▶ Task prompt
Print all entries precisely as they are written.

==============================

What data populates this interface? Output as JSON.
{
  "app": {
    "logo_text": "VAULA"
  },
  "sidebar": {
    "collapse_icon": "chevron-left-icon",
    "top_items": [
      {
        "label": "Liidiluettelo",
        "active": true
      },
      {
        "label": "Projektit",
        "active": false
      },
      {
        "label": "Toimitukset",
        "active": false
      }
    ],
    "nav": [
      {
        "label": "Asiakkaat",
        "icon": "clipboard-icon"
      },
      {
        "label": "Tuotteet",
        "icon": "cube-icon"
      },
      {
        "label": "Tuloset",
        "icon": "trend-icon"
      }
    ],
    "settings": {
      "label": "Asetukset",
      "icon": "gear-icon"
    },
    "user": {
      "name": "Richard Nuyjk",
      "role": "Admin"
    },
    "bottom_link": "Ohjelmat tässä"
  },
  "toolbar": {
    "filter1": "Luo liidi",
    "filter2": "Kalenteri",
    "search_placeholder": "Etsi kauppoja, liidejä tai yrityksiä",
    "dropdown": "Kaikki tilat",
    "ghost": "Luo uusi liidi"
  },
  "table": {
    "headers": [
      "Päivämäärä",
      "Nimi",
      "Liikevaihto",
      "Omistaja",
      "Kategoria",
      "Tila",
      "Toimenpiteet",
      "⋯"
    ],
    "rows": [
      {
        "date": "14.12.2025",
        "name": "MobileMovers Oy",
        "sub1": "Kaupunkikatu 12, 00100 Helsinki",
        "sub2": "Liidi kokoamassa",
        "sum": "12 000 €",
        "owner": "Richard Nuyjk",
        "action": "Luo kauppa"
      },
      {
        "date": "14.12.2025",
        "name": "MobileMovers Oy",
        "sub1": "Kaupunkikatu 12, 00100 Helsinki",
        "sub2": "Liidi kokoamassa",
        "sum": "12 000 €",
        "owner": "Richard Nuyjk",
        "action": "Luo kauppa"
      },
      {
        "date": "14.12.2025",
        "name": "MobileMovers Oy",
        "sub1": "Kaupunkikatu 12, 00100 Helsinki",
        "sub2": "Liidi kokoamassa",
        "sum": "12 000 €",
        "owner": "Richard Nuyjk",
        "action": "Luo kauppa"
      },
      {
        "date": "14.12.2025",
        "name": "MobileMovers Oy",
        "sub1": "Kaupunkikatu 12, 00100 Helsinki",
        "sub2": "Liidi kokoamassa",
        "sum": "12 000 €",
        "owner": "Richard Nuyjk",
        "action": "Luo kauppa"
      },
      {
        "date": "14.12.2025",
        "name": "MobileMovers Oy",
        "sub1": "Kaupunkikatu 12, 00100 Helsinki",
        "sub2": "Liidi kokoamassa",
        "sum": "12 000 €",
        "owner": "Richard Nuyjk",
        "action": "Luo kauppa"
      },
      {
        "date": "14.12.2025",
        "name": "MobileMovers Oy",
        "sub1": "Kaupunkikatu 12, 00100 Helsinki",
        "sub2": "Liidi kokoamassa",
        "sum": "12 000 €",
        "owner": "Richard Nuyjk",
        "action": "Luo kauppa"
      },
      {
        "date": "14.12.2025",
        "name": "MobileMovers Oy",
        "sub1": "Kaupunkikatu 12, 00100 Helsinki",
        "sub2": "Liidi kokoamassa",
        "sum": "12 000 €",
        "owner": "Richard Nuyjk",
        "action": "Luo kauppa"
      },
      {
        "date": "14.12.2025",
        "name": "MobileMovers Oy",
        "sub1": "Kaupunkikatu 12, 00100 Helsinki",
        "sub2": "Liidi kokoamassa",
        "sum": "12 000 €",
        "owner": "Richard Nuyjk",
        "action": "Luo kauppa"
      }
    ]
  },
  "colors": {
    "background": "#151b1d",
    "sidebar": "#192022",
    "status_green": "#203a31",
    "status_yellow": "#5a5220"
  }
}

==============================

▶ Answer box
What data populates this interface? Output as JSON.
{
  "app": {
    "logo_text": "VAULA"
  },
  "sidebar": {
    "collapse_icon": "chevron-left-icon",
    "top_items": [
      {
        "label": "Liidiluettelo",
        "active": true
      },
      {
        "label": "Projektit",
        "active": false
      },
      {
        "label": "Toimitukset",
        "active": false
      }
    ],
    "nav": [
      {
        "label": "Asiakkaat",
        "icon": "clipboard-icon"
      },
      {
        "label": "Tuotteet",
        "icon": "cube-icon"
      },
      {
        "label": "Tuloset",
        "icon": "trend-icon"
      }
    ],
    "settings": {
      "label": "Asetukset",
      "icon": "gear-icon"
    },
    "user": {
      "name": "Richard Nuyjk",
      "role": "Admin"
    },
    "bottom_link": "Ohjelmat tässä"
  },
  "toolbar": {
    "filter1": "Luo liidi",
    "filter2": "Kalenteri",
    "search_placeholder": "Etsi kauppoja, liidejä tai yrityksiä",
    "dropdown": "Kaikki tilat",
    "ghost": "Luo uusi liidi"
  },
  "table": {
    "headers": [
      "Päivämäärä",
      "Nimi",
      "Liikevaihto",
      "Omistaja",
      "Kategoria",
      "Tila",
      "Toimenpiteet",
      "⋯"
    ],
    "rows": [
      {
        "date": "14.12.2025",
        "name": "MobileMovers Oy",
        "sub1": "Kaupunkikatu 12, 00100 Helsinki",
        "sub2": "Liidi kokoamassa",
        "sum": "12 000 €",
        "owner": "Richard Nuyjk",
        "action": "Luo kauppa"
      },
      {
        "date": "14.12.2025",
        "name": "MobileMovers Oy",
        "sub1": "Kaupunkikatu 12, 00100 Helsinki",
        "sub2": "Liidi kokoamassa",
        "sum": "12 000 €",
        "owner": "Richard Nuyjk",
        "action": "Luo kauppa"
      },
      {
        "date": "14.12.2025",
        "name": "MobileMovers Oy",
        "sub1": "Kaupunkikatu 12, 00100 Helsinki",
        "sub2": "Liidi kokoamassa",
        "sum": "12 000 €",
        "owner": "Richard Nuyjk",
        "action": "Luo kauppa"
      },
      {
        "date": "14.12.2025",
        "name": "MobileMovers Oy",
        "sub1": "Kaupunkikatu 12, 00100 Helsinki",
        "sub2": "Liidi kokoamassa",
        "sum": "12 000 €",
        "owner": "Richard Nuyjk",
        "action": "Luo kauppa"
      },
      {
        "date": "14.12.2025",
        "name": "MobileMovers Oy",
        "sub1": "Kaupunkikatu 12, 00100 Helsinki",
        "sub2": "Liidi kokoamassa",
        "sum": "12 000 €",
        "owner": "Richard Nuyjk",
        "action": "Luo kauppa"
      },
      {
        "date": "14.12.2025",
        "name": "MobileMovers Oy",
        "sub1": "Kaupunkikatu 12, 00100 Helsinki",
        "sub2": "Liidi kokoamassa",
        "sum": "12 000 €",
        "owner": "Richard Nuyjk",
        "action": "Luo kauppa"
      },
      {
        "date": "14.12.2025",
        "name": "MobileMovers Oy",
        "sub1": "Kaupunkikatu 12, 00100 Helsinki",
        "sub2": "Liidi kokoamassa",
        "sum": "12 000 €",
        "owner": "Richard Nuyjk",
        "action": "Luo kauppa"
      },
      {
        "date": "14.12.2025",
        "name": "MobileMovers Oy",
        "sub1": "Kaupunkikatu 12, 00100 Helsinki",
        "sub2": "Liidi kokoamassa",
        "sum": "12 000 €",
        "owner": "Richard Nuyjk",
        "action": "Luo kauppa"
      }
    ]
  },
  "colors": {
    "background": "#151b1d",
    "sidebar": "#192022",
    "status_green": "#203a31",
    "status_yellow": "#5a5220"
  }
}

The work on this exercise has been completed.